The new Early Learning Goals will be especially helpful for EYFS teachers working with those who may have gaps in their very early life experiences and will allow these very talented practitioners to quickly identify and addresses these gaps and fix them. I am particularly pleased to see that the relentless focus on providing solid foundations for children’s reading is a prominent feature within the new Early Learning Goals.
Clare Sealy, Headteacher at St Matthias School, said:
I’m really pleased to see the government push ahead with these proposals today. Having been on the working group for them, I know first-hand how widely the government consulted to ensure that everyone’s opinion has been heard on this issue. The result is clear, well-structured proposals that will help teachers focus on the most important factors in a child’s early education.
It’s good to see self-regulation being included for the first time, as well as the strong emphasis on sharing stories with children. I’m also delighted that introducing children to wider knowledge of the world is part of these goals. Children find discovering this kind of learning so fascinating; they need this kind of powerful knowledge if they are to become creative critical thinkers.’

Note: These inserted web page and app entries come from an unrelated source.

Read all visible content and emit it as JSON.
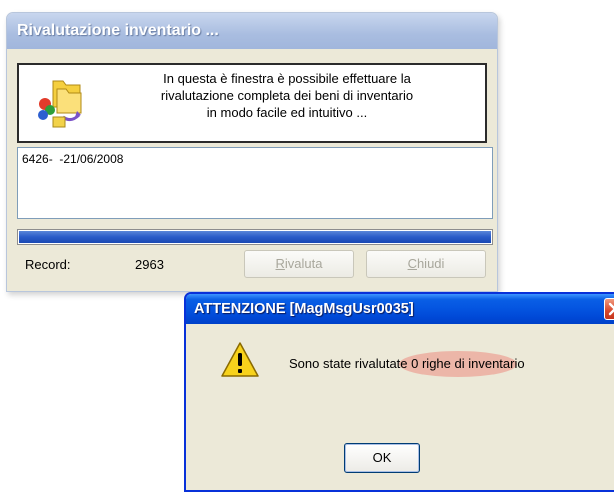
{
  "main_window": {
    "title": "Rivalutazione inventario ...",
    "info_line1": "In questa è finestra è possibile effettuare la",
    "info_line2": "rivalutazione completa dei beni di inventario",
    "info_line3": "in modo facile ed intuitivo ...",
    "info_icon": "folders-wizard-icon",
    "log_text": "6426-  -21/06/2008",
    "progress_fraction": 1.0,
    "record_label": "Record:",
    "record_value": "2963",
    "rivaluta_underlined": "R",
    "rivaluta_rest": "ivaluta",
    "chiudi_underlined": "C",
    "chiudi_rest": "hiudi"
  },
  "dialog": {
    "title": "ATTENZIONE [MagMsgUsr0035]",
    "message": "Sono state rivalutate 0 righe di inventario",
    "warning_icon": "warning-icon",
    "ok_label": "OK",
    "close_icon": "close-icon"
  },
  "colors": {
    "dialog_title_blue": "#0454e0",
    "highlight": "#ec8c82",
    "progress_blue": "#2a5bc8"
  }
}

Chris Wilkins, Executive Head at The St Ninian Catholic Federation, said:
I’m firmly behind these proposals and their focus on the most important aspects of a child’s early development. It is crucial that we get this right for our children at this early stage of their life as it gives us the opportunity to shape not just the rest of their school career, but quite possibly for the rest of their life.
These proposals will help schools in their quest to enable every child to achieve well and develop as confident learners. The tighter focus will mean less burdensome admin for teachers, and also more time to offer the pupils the other vital experiences and knowledge that form the basis of early years learning.
Lee Wilson, Chief Executive Principal (Primary) at Outwood Grange Academy Trust, said:
I’m pleased to see that the government has decided to push on with this. Ever since the Key Stage One changes in 2014, we have needed a review of the Early Learning Goals to refocus them on the knowledge and skills that children need to secure as they leave Reception in order to ensure seamless transition between the two curricula.
The new goals will help teachers in ensuring that the transition from Reception to Year One is as smooth as possible, and they clearly reiterate the belief that children progress through quality teaching and learning. The removal of the burden of extensive evidence is also pleasing, as it shows a high level of trust in the profession.
Ed Vainker, Principal at Reach Academy Feltham, said the following:
The Early Years are a critical time, especially for the most vulnerable children, where teachers have an opportunity to avoid an achievement gap developing. These proposals provide a welcome focus on speech, language and communication and confirm that teacher judgment, rather than onerous evidence collection, is expected.